myop.destroy_map = {0: [0]}

What this means is that the first output (position 0) operates inplace on the first input (position 0).

myop.destroy_map = {0: [0]} # first output operates inplace on first input
myop.destroy_map = {0: [1]} # first output operates inplace on second input
myop.destroy_map = {1: [0]} # second output operates inplace on first input

myop.destroy_map = {0: [0], # first output operates inplace on first input
                    1: [1]} # *AND* second output operates inplace on second input

myop.destroy_map = {0: [0], # first output operates inplace on first input
                    1: [0]} # *AND* second output *ALSO* operates inplace on first input

myop.destroy_map = {0: [0, 1]} # first output operates inplace on both the first and second input
# unlike for views, the previous line is legal and supported


DestroyHandler provides a hackish means of specifying that a variable cannot be “destroyed” by an in-place operation: var.tag.indestructible = True.

Destructive Operations#

While some operations will operate inplace on their inputs, some might simply destroy or corrupt them. For example, an Op could do temporary calculations right in its inputs. If that is the case, Aesara also needs to be notified. The way to notify Aesara is to assume that some output operated inplace on whatever inputs are changed or corrupted by the Op (even if the output does not technically reuse any of the input(s)’s memory). From there, go to the previous section.


Failure to correctly mark down views and inplace operations using Op.view_map and Op.destroy_map can lead to nasty bugs. In the absence of this information, Aesara might assume that it is safe to execute an inplace operation on some inputs before doing other calculations on the previous values of the inputs. For example, in the code: y = log(x); x2 = add_inplace(x, z) it is imperative to do the logarithm before the addition (because after the addition, the original x that we wanted to take the logarithm of is gone). If Aesara does not know that add_inplace changes the value of x it might invert the order and that will certainly lead to erroneous computations.

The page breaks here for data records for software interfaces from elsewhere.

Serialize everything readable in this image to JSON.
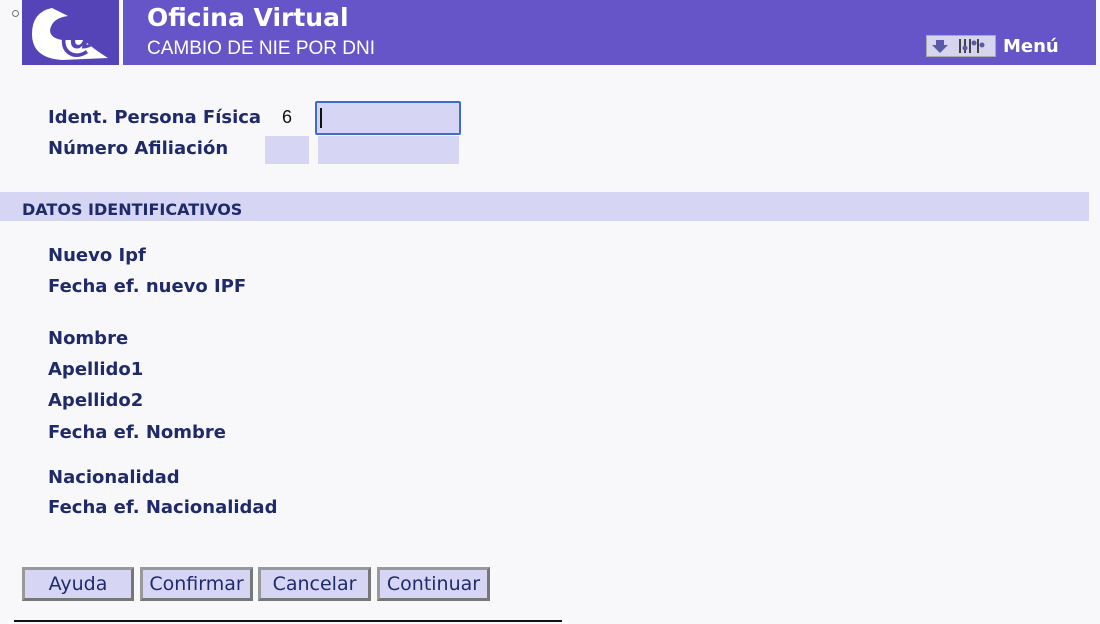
{
  "header": {
    "title": "Oficina Virtual",
    "subtitle": "CAMBIO DE NIE POR DNI",
    "menu_label": "Menú",
    "logo_icon": "at-sign-logo",
    "brand_color": "#6655c8"
  },
  "form": {
    "ipf_label": "Ident. Persona Física",
    "ipf_prefix": "6",
    "ipf_value": "",
    "afiliacion_label": "Número Afiliación"
  },
  "section": {
    "title": "DATOS IDENTIFICATIVOS",
    "labels": {
      "nuevo_ipf": "Nuevo Ipf",
      "fecha_nuevo_ipf": "Fecha ef. nuevo IPF",
      "nombre": "Nombre",
      "apellido1": "Apellido1",
      "apellido2": "Apellido2",
      "fecha_nombre": "Fecha ef. Nombre",
      "nacionalidad": "Nacionalidad",
      "fecha_nacionalidad": "Fecha ef. Nacionalidad"
    }
  },
  "buttons": {
    "ayuda": "Ayuda",
    "confirmar": "Confirmar",
    "cancelar": "Cancelar",
    "continuar": "Continuar"
  }
}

You can often identify an incorrect Op.view_map or Op.destroy_map by using debugmode.


Consider using DebugMode when developing a new Op that uses Op.view_map and/or Op.destroy_map.

Inplace Rewriting and DebugMode#

It is recommended that during the graph construction, all Ops are not inplace. Then a rewrite replaces them with inplace ones. Currently DebugMode checks all rewrites that were tried even if they got rejected. One reason an inplace rewrite can get rejected is when there is another Op that is already being applied inplace on the same input. Another reason to reject an inplace rewrite is if it would introduce a cycle into the graph.

The problem with DebugMode is that it will trigger a useless error when checking a rejected inplace rewrite, since it will lead to wrong results. In order to be able to use DebugMode in more situations, your inplace rewrite can pre-check whether it will get rejected by using the aesara.graph.destroyhandler.fast_inplace_check() function, that will tell which Ops can be performed inplace. You may then skip the rewrite if it is incompatible with this check. Note, however, that this check does not cover all cases where a rewrite may be rejected (it will not detect cycles).